Christian priest, according to an educational supervisor speaking on
condition of anonymity.
Saint Valentine is believed to have been a 3rd-century martyred
Roman priest or bishop. Why the holiday became a celebration of
lovers is unclear, but some theories say it stemmed from his Feb. 14
feast date falling close to a pagan love festival or that it was
because mid-February was seen in Europe as the time of year when
birds start mating.
The supervisor said that on Valentine's Day last year, girls lining
up for daily morning prayer were inspected head to toe by teachers
looking for violations of rules that ban wearing or carrying any red
item on the day.
Ribbons, boots, jackets, bags and pen holders with a hint, stripe or
pattern in red, burgundy and hot pink were thrown into a heap, and
the school called the girls' mothers to pick up the offensive items,
the supervisor said.
Badr al-Buraidi, assistant to the head of the religious awareness
department at a hospital, told Al-Eqtisadiah that people have to
be "persuaded that foreigners do not mark (Muslim feasts)."
"Why should we celebrate their feasts?" he was quoted as saying.
Despite the restrictions, Valentine's Day has caught on, partly due
to satellite TV, where the occasion, like other holidays, is worked
into the programming fare.
Shoppers who know where to look can find plenty of Valentine gifts:
hearts that make kissing sounds and say "I love you" when squeezed,
white teddy bears sitting on a red heart, lips touching, elaborate
gift arrangements with "beating" hearts fitted with blinking lights
and baskets of plastic red fruits.
Lingerie stores have rows of red, lacy lingerie, with one shop
displaying a sheer negligee and the picture of a heart next to it.
In most cases, the gifts are not presented on Valentine's Day. A
woman may not get permission from her parents to go out that night,
and stores do not want to be saddled with the incriminating items
when the muttawa begin making their rounds. Shops either deliver the
gifts or call recipients a few days early and ask them to pick up
Asked how long he planned to keep the gift items on display, one
salesman said: "Until there's a change in the situation," referring
to a possible muttawa raid.
Restaurants also are warned against creating a Valentine's
atmosphere. One waiter, looking at his red apron and red placement

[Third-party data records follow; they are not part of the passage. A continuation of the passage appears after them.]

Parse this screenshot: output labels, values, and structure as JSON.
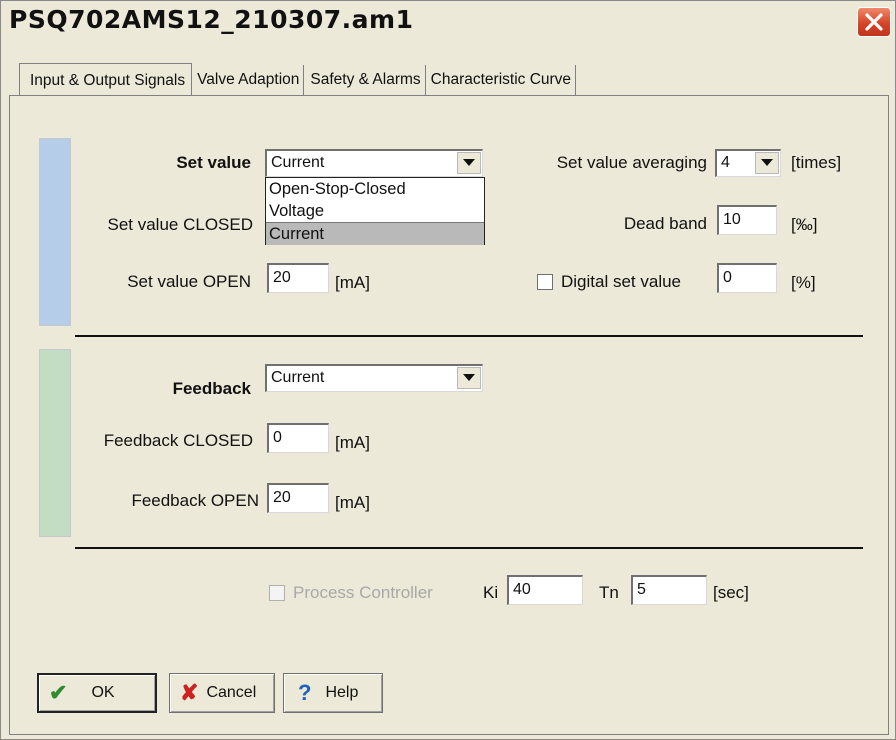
{
  "window": {
    "title": "PSQ702AMS12_210307.am1"
  },
  "tabs": [
    {
      "label": "Input & Output Signals"
    },
    {
      "label": "Valve Adaption"
    },
    {
      "label": "Safety & Alarms"
    },
    {
      "label": "Characteristic Curve"
    }
  ],
  "set_value": {
    "label": "Set value",
    "selected": "Current",
    "dropdown_options": [
      "Open-Stop-Closed",
      "Voltage",
      "Current"
    ],
    "highlighted_option": "Current",
    "closed_label": "Set value CLOSED",
    "open_label": "Set value OPEN",
    "open_value": "20",
    "open_unit": "[mA]",
    "averaging_label": "Set value averaging",
    "averaging_value": "4",
    "averaging_unit": "[times]",
    "dead_band_label": "Dead band",
    "dead_band_value": "10",
    "dead_band_unit": "[‰]",
    "digital_label": "Digital set value",
    "digital_checked": false,
    "digital_value": "0",
    "digital_unit": "[%]"
  },
  "feedback": {
    "label": "Feedback",
    "selected": "Current",
    "closed_label": "Feedback CLOSED",
    "closed_value": "0",
    "closed_unit": "[mA]",
    "open_label": "Feedback OPEN",
    "open_value": "20",
    "open_unit": "[mA]"
  },
  "controller": {
    "label": "Process Controller",
    "checked": false,
    "enabled": false,
    "ki_label": "Ki",
    "ki_value": "40",
    "tn_label": "Tn",
    "tn_value": "5",
    "tn_unit": "[sec]"
  },
  "buttons": {
    "ok": "OK",
    "cancel": "Cancel",
    "help": "Help"
  },
  "colors": {
    "set_value_stripe": "#b6cdea",
    "feedback_stripe": "#c3ddc5",
    "ok_icon": "#2e8b2e",
    "cancel_icon": "#cc2222",
    "help_icon": "#1e5fbf"
  },
  "icons": {
    "close": "close-x-icon",
    "ok": "checkmark-icon",
    "cancel": "x-cross-icon",
    "help": "question-mark-icon",
    "dropdown": "chevron-down-icon"
  }
}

mats, said he worried what the muttawa's reaction would be if they
dropped by on Feb. 14.
As the holiday neared, a Saudi woman, swathed in black with only her
eyes showing, circled a huge, red teddy bear at a shop, wondering if
the plastic flowers stuck in the crook of its arm were too tacky.
She wanted this Valentine's Day to be perfect. She had ordered 100
red roses to be delivered to her husband of a few weeks, bought him
the largest-size bar of his favorite chocolate and planned to
surprise him with a dinner party at her parents' house.
But there was one hitch: She had made her plans for Feb. 12,
mistakenly thinking that was Valentine's Day. Asked if she still
wanted to mark the occasion then, she said in an excited
voice: "Yes. I can't wait two more days."